Goal of the exercise: The copy has to match the records word for word and include no pictures.
** Data supplied follows **
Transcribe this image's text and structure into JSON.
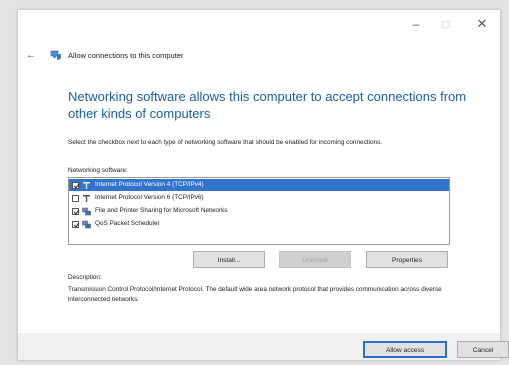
{
  "window": {
    "minimize_glyph": "–",
    "maximize_glyph": "□",
    "close_glyph": "✕"
  },
  "breadcrumb": {
    "back_glyph": "←",
    "icon": "network-shield-icon",
    "title": "Allow connections to this computer"
  },
  "main": {
    "heading": "Networking software allows this computer to accept connections from other kinds of computers",
    "instruction": "Select the checkbox next to each type of networking software that should be enabled for incoming connections.",
    "list_label": "Networking software:",
    "items": [
      {
        "label": "Internet Protocol Version 4 (TCP/IPv4)",
        "checked": true,
        "selected": true,
        "icon": "protocol-icon"
      },
      {
        "label": "Internet Protocol Version 6 (TCP/IPv6)",
        "checked": false,
        "selected": false,
        "icon": "protocol-icon"
      },
      {
        "label": "File and Printer Sharing for Microsoft Networks",
        "checked": true,
        "selected": false,
        "icon": "network-service-icon"
      },
      {
        "label": "QoS Packet Scheduler",
        "checked": true,
        "selected": false,
        "icon": "network-service-icon"
      }
    ],
    "buttons": {
      "install": "Install...",
      "uninstall": "Uninstall",
      "properties": "Properties"
    },
    "description_label": "Description:",
    "description_text": "Transmission Control Protocol/Internet Protocol. The default wide area network protocol that provides communication across diverse interconnected networks."
  },
  "footer": {
    "allow": "Allow access",
    "cancel": "Cancel"
  },
  "colors": {
    "heading": "#1b5fa8",
    "selection": "#3274cc",
    "default_button_border": "#2a72c9"
  }
}
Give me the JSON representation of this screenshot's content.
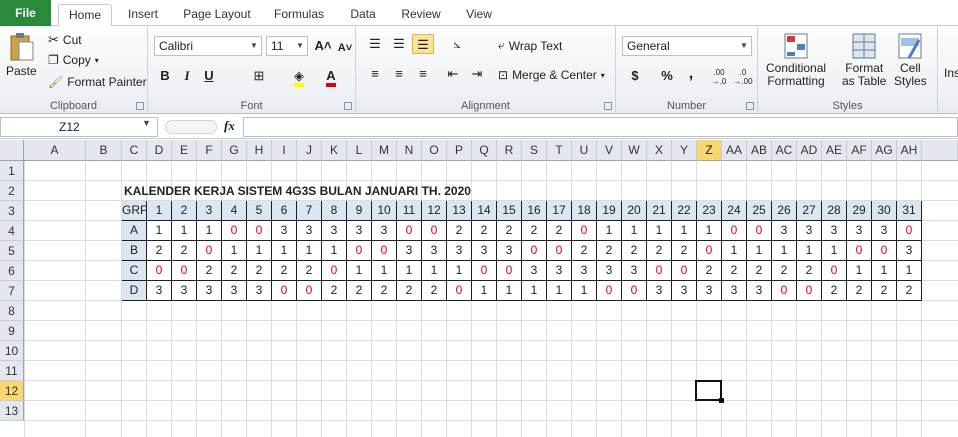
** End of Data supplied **
Result:
Transcribe this image's text and structure into JSON.
{
  "window": {
    "minimize_glyph": "–",
    "maximize_glyph": "□",
    "close_glyph": "✕"
  },
  "breadcrumb": {
    "back_glyph": "←",
    "icon": "network-shield-icon",
    "title": "Allow connections to this computer"
  },
  "main": {
    "heading": "Networking software allows this computer to accept connections from other kinds of computers",
    "instruction": "Select the checkbox next to each type of networking software that should be enabled for incoming connections.",
    "list_label": "Networking software:",
    "items": [
      {
        "label": "Internet Protocol Version 4 (TCP/IPv4)",
        "checked": true,
        "selected": true,
        "icon": "protocol-icon"
      },
      {
        "label": "Internet Protocol Version 6 (TCP/IPv6)",
        "checked": false,
        "selected": false,
        "icon": "protocol-icon"
      },
      {
        "label": "File and Printer Sharing for Microsoft Networks",
        "checked": true,
        "selected": false,
        "icon": "network-service-icon"
      },
      {
        "label": "QoS Packet Scheduler",
        "checked": true,
        "selected": false,
        "icon": "network-service-icon"
      }
    ],
    "buttons": {
      "install": "Install...",
      "uninstall": "Uninstall",
      "properties": "Properties"
    },
    "description_label": "Description:",
    "description_text": "Transmission Control Protocol/Internet Protocol. The default wide area network protocol that provides communication across diverse interconnected networks."
  },
  "footer": {
    "allow": "Allow access",
    "cancel": "Cancel"
  },
  "colors": {
    "heading": "#1b5fa8",
    "selection": "#3274cc",
    "default_button_border": "#2a72c9"
  }
}
Give me the JSON representation of this screenshot's content.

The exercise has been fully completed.